Collected data
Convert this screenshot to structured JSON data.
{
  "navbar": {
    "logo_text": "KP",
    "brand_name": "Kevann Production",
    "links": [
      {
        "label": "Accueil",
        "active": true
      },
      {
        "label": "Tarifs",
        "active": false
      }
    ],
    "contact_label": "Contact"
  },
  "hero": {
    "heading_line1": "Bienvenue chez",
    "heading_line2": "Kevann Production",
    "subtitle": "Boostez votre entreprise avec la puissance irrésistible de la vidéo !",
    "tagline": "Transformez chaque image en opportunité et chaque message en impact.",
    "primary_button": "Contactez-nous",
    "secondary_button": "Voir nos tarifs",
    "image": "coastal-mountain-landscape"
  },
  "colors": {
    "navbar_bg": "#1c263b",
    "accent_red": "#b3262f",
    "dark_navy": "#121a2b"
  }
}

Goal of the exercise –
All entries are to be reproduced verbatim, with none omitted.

Task output –
Convert this screenshot to structured JSON data.
{
  "navbar": {
    "logo_text": "KP",
    "brand_name": "Kevann Production",
    "links": [
      {
        "label": "Accueil",
        "active": true
      },
      {
        "label": "Tarifs",
        "active": false
      }
    ],
    "contact_label": "Contact"
  },
  "hero": {
    "heading_line1": "Bienvenue chez",
    "heading_line2": "Kevann Production",
    "subtitle": "Boostez votre entreprise avec la puissance irrésistible de la vidéo !",
    "tagline": "Transformez chaque image en opportunité et chaque message en impact.",
    "primary_button": "Contactez-nous",
    "secondary_button": "Voir nos tarifs",
    "image": "coastal-mountain-landscape"
  },
  "colors": {
    "navbar_bg": "#1c263b",
    "accent_red": "#b3262f",
    "dark_navy": "#121a2b"
  }
}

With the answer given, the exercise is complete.